2. Write like you want it
Write in a way that leaves no doubt you want the job and will do it well. You don’t have make things up or over state your capabilities, but try to do the following:
- Emphasise the benefits of your solution, not just the features. Features (eg low employee turnover) are the starting point but benefits (ie long serving staff that understand procedures, translating into consistently safer work practices) help you sell.
- Talk to the reader, not at them. Instead of saying “we have done X, Y and Z before”, say, “we will work hard to see you receive X, Y and Z throughout the contract.”
- Mention the client name early and say it at least as many times as your own company name. Eg “XYZ council will receive quality assured services backed by our ISO certification process and well established quality procedures.”
- Change passive language such as ‘would’, ‘could’ and ‘can’ to the active version. Eg “We will do this for you.”
3. Use evidence
Unsubstantiated claims stand out like a sore thumb in tenders. A statement such as ‘strong commitment to safety’ is meaningless without evidence to back it up – such as your safety record, HSE system or induction process. Sometimes all it takes is a sentence (and perhaps a reference to more information later on). But you can do much more than that to prove your worth – such as photos of specialised equipment or staff training sessions, scanned procedures or accreditations, staff training registers, customer testimonials and letters of support.
4. Provide value for money
Providing value for money is particularly important for government and council tenders. If you can show the reviewer how you’re willing to help them be more efficient or add more value, you’ll do well. Don’t confuse price with value. A lower price will not necessarily be better than value added outcomes, innovative service, increased efficiency or unique tools or systems. Any time you can deliver greater performance, reliability, safety or quality, or transfer benefits or knowledge to the purchaser, you’ll be improving your offer.
5. Be professional
A tender is a business transaction, so take the time to be professional. Write a brief cover letter that introduces your company, thanking the purchaser and quickly summarising the 3 top benefits of your solution. If you have the opportunity (depending on whether you need to use a template form or not) put your response in a professional document layout. Take staff photos, write bios and use pull out quotes throughout the document to highlight benefits. One great way to emphasise ideas is by using diagrams.

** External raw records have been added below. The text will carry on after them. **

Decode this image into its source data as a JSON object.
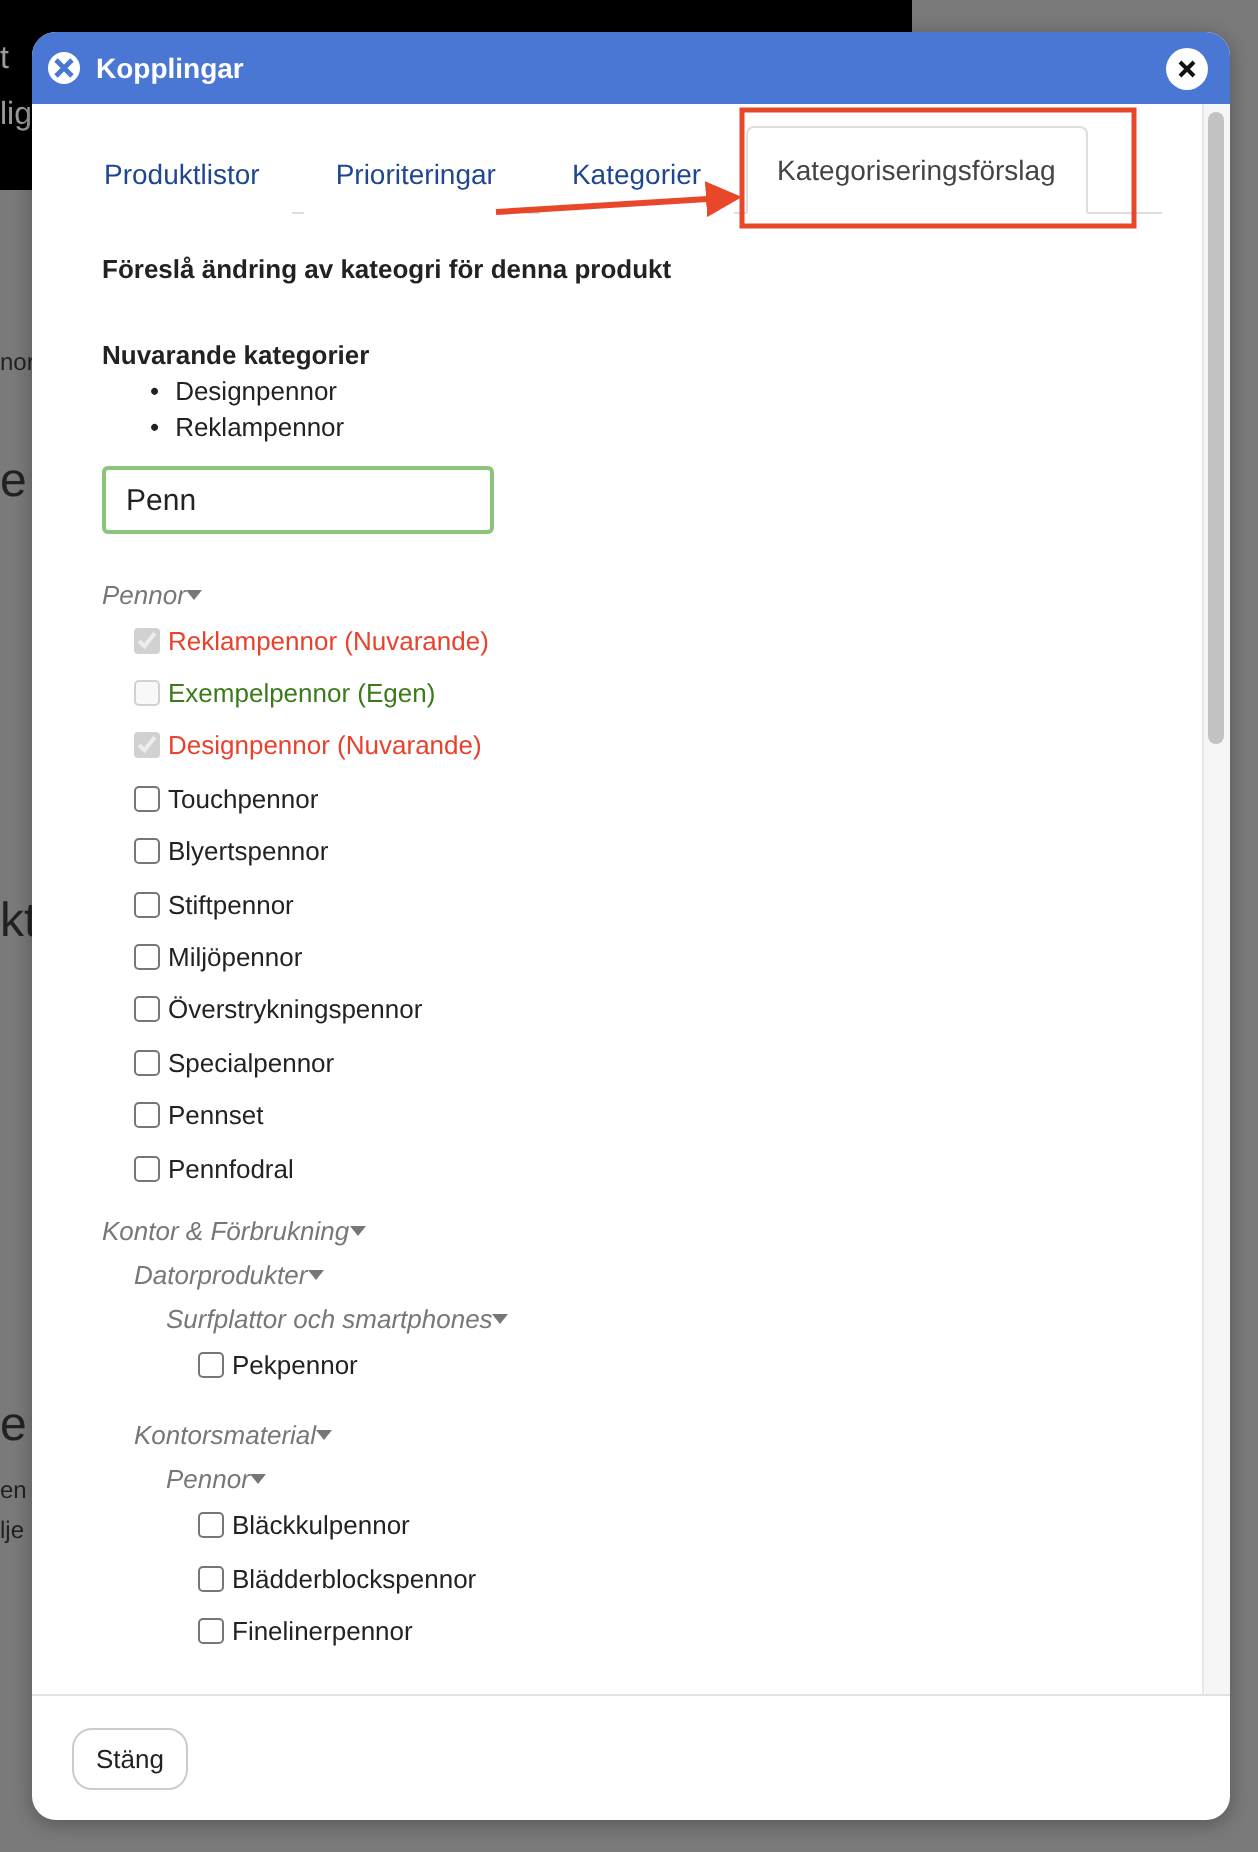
{
  "background": {
    "fragments": [
      "t",
      "lig",
      "nor",
      "e",
      "kt",
      "e",
      "en",
      "lje"
    ]
  },
  "window": {
    "title": "Kopplingar"
  },
  "tabs": [
    {
      "label": "Produktlistor",
      "selected": false
    },
    {
      "label": "Prioriteringar",
      "selected": false
    },
    {
      "label": "Kategorier",
      "selected": false
    },
    {
      "label": "Kategoriseringsförslag",
      "selected": true
    }
  ],
  "heading": "Föreslå ändring av kateogri för denna produkt",
  "current": {
    "title": "Nuvarande kategorier",
    "items": [
      {
        "bullet": "•",
        "text": "Designpennor"
      },
      {
        "bullet": "•",
        "text": "Reklampennor"
      }
    ]
  },
  "search": {
    "value": "Penn"
  },
  "tree": [
    {
      "kind": "group",
      "label": "Pennor",
      "expanded": true,
      "children": [
        {
          "kind": "option",
          "label": "Reklampennor (Nuvarande)",
          "checked": true,
          "disabled": true,
          "color": "#e8412c"
        },
        {
          "kind": "option",
          "label": "Exempelpennor (Egen)",
          "checked": false,
          "disabled": true,
          "color": "#3a7a1a"
        },
        {
          "kind": "option",
          "label": "Designpennor (Nuvarande)",
          "checked": true,
          "disabled": true,
          "color": "#e8412c"
        },
        {
          "kind": "option",
          "label": "Touchpennor",
          "checked": false,
          "disabled": false
        },
        {
          "kind": "option",
          "label": "Blyertspennor",
          "checked": false,
          "disabled": false
        },
        {
          "kind": "option",
          "label": "Stiftpennor",
          "checked": false,
          "disabled": false
        },
        {
          "kind": "option",
          "label": "Miljöpennor",
          "checked": false,
          "disabled": false
        },
        {
          "kind": "option",
          "label": "Överstrykningspennor",
          "checked": false,
          "disabled": false
        },
        {
          "kind": "option",
          "label": "Specialpennor",
          "checked": false,
          "disabled": false
        },
        {
          "kind": "option",
          "label": "Pennset",
          "checked": false,
          "disabled": false
        },
        {
          "kind": "option",
          "label": "Pennfodral",
          "checked": false,
          "disabled": false
        }
      ]
    },
    {
      "kind": "group",
      "label": "Kontor & Förbrukning",
      "expanded": true,
      "children": [
        {
          "kind": "group",
          "label": "Datorprodukter",
          "expanded": true,
          "children": [
            {
              "kind": "group",
              "label": "Surfplattor och smartphones",
              "expanded": true,
              "children": [
                {
                  "kind": "option",
                  "label": "Pekpennor",
                  "checked": false,
                  "disabled": false
                }
              ]
            }
          ]
        },
        {
          "kind": "group",
          "label": "Kontorsmaterial",
          "expanded": true,
          "children": [
            {
              "kind": "group",
              "label": "Pennor",
              "expanded": true,
              "children": [
                {
                  "kind": "option",
                  "label": "Bläckkulpennor",
                  "checked": false,
                  "disabled": false
                },
                {
                  "kind": "option",
                  "label": "Blädderblockspennor",
                  "checked": false,
                  "disabled": false
                },
                {
                  "kind": "option",
                  "label": "Finelinerpennor",
                  "checked": false,
                  "disabled": false
                }
              ]
            }
          ]
        }
      ]
    }
  ],
  "footer": {
    "close_button": "Stäng"
  }
}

Anything that involves steps, follows a procedure or has complementary activities can be presented in diagram form and it looks much more professional than a block of text.
You still need to be able to perform the requirements of the tender, of course, but if you can incorporate some of these ideas into your submission you’ll stand a better chance of standing out from the crowd.